Accidental Scooter Ride In Naples
Some friends of friends from Seattle welcomed us to their home in Naples, “We’ll order pizza!” they said. “We’ll invite all our friends! Come, come….” And so, thrilled to hang out with some genuine napoletani, Jason and I took the metro to their neighborhood.
And we waited for their call.
When Umberto showed up on a scooter, we hadn’t been prepared to hop on back, one-at-a-time, and weave through the streets and the traffic to get to their apartment. It may be the stuff people dream about when they dream of Italy…’Roman Holiday’ meets the millennium.
But I was palpably terrified.
A round man with a jolly face, Umberto motioned for me to hop on back, his helmet still on like a well-tested road warrior. I pointed to the scooter, to Jason, and then back to the Jason, thinking, How will we both fit?
“Ti prenderò doppo,” Umberto said to Jason (I’ll get you later). I gave Jason that ‘What if he’s a kidnapper?’ look.
Jason lowered his gaze. “Just get on, woulda’ ya’?”
But we’d never actually met these people before. They could, for all we knew, been among the ranks of organized crime, their situation having changed since our Seattle friends last met them. I imagined my body tied to cart, wheeled down some underground tunnel as part of a human trafficking ring.
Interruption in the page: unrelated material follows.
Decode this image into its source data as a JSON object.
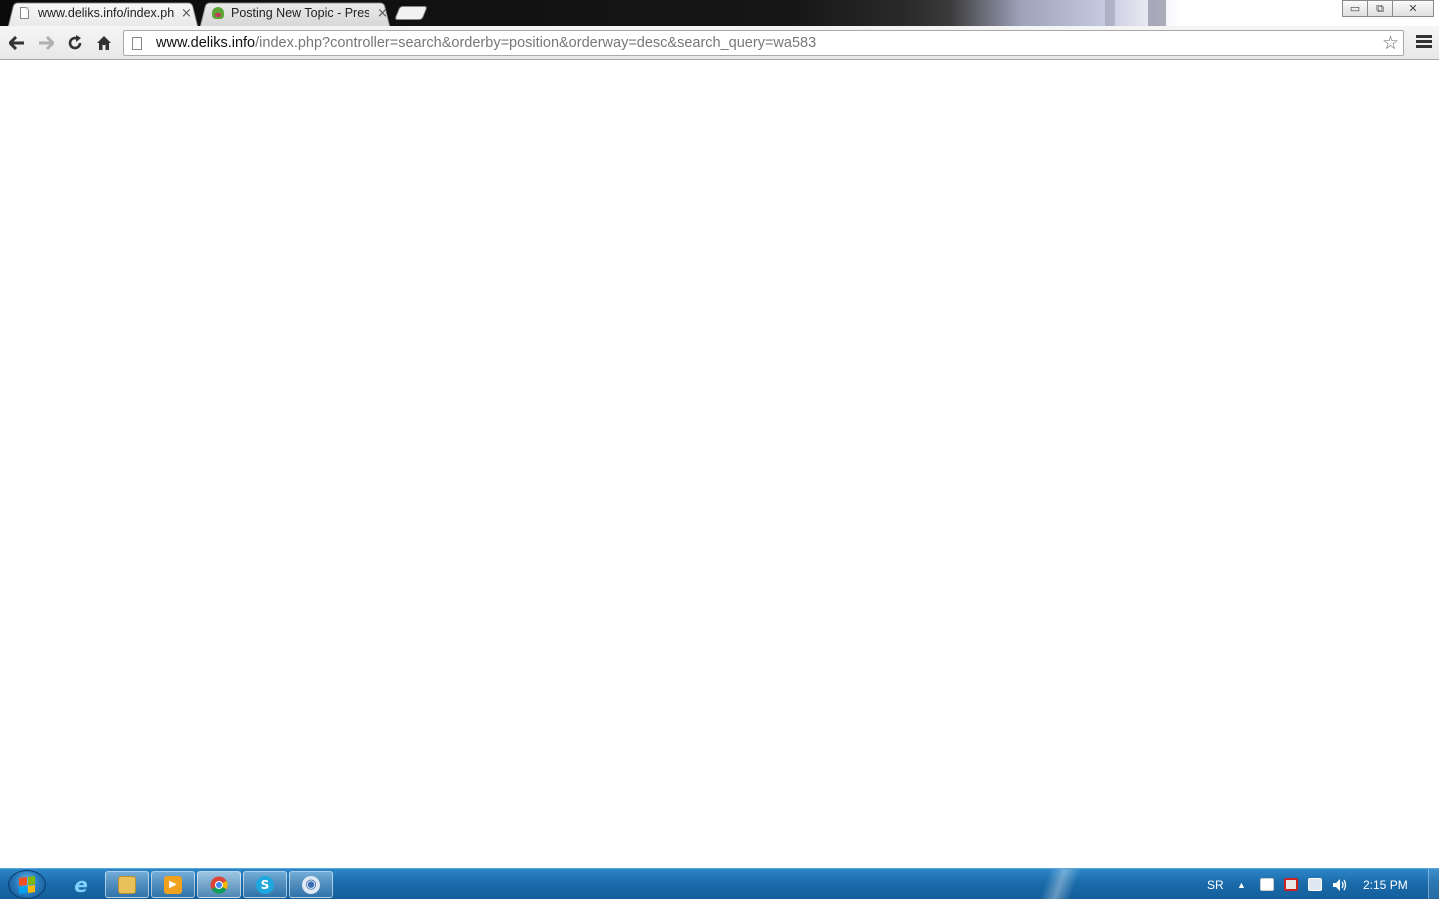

Things only got more awkward from there. Sitting on the back of the bike, I didn’t know what to do with my hands, so I grabbed Umberto around his belly (just as my father and brother showed me to do on their motorcycles).
But Umberto laughed.
Had I done something wrong? Maybe he’s never had a woman on the back of his bike, before? (Which is an absurd thought, if you’ve ever been to Italy. Male bike riders live for getting a female to ride with them.)
It was only after watching other scooter riders in Naples’ streets that I learned that you’re supposed to hold onto the sides of the bike, arms straight down. And if that doesn’t work, you just put your hands on the driver’s shoulders. But bear hugging the driver like I did? Far too…touchy-feely. And safe. And American, I guess.
Awkwardness aside, that scooter ride was one of the most thrilling and memorable 15 minutes of my life. We barreled between rows of cars to circumvent traffic, then turned sharp corners I was certain would slice off my knee caps. We revved up steep, cobblestone streets, past food carts and and gaggles of children and women carrying baskets of clothes.
The buzz and hum of the city bore into me, from the tips of my fingers to the bottom of my soul. Breathing in the sickeningly sweet smell of diesel exhaust, penetrating the motion and movement of people, cars and trucks, and the harried shouts of horns and other scooters…we were road birds in flight.
And I was grinning from ear to ear for the thrill of it all.
Upon arrival at Umberto’s apartment, I took my helmet off and tossed my hair, handing it back to him. Then he sped off, returning to the metro station for Jason, this round, leaving me to alone in a narrow, scooter-filled alley, wondering if Jason would feel the same thrill I did. And despite the wan late spring light muting evidence of the city’s eternal grime — I felt it.
Awake. Vital. Alive.
What kinds of experiences have you had in your travels or day-to-day life that have left you feeling exhilarated? And how might you inject a similar adventuredom into the monotony of your 9 – 5?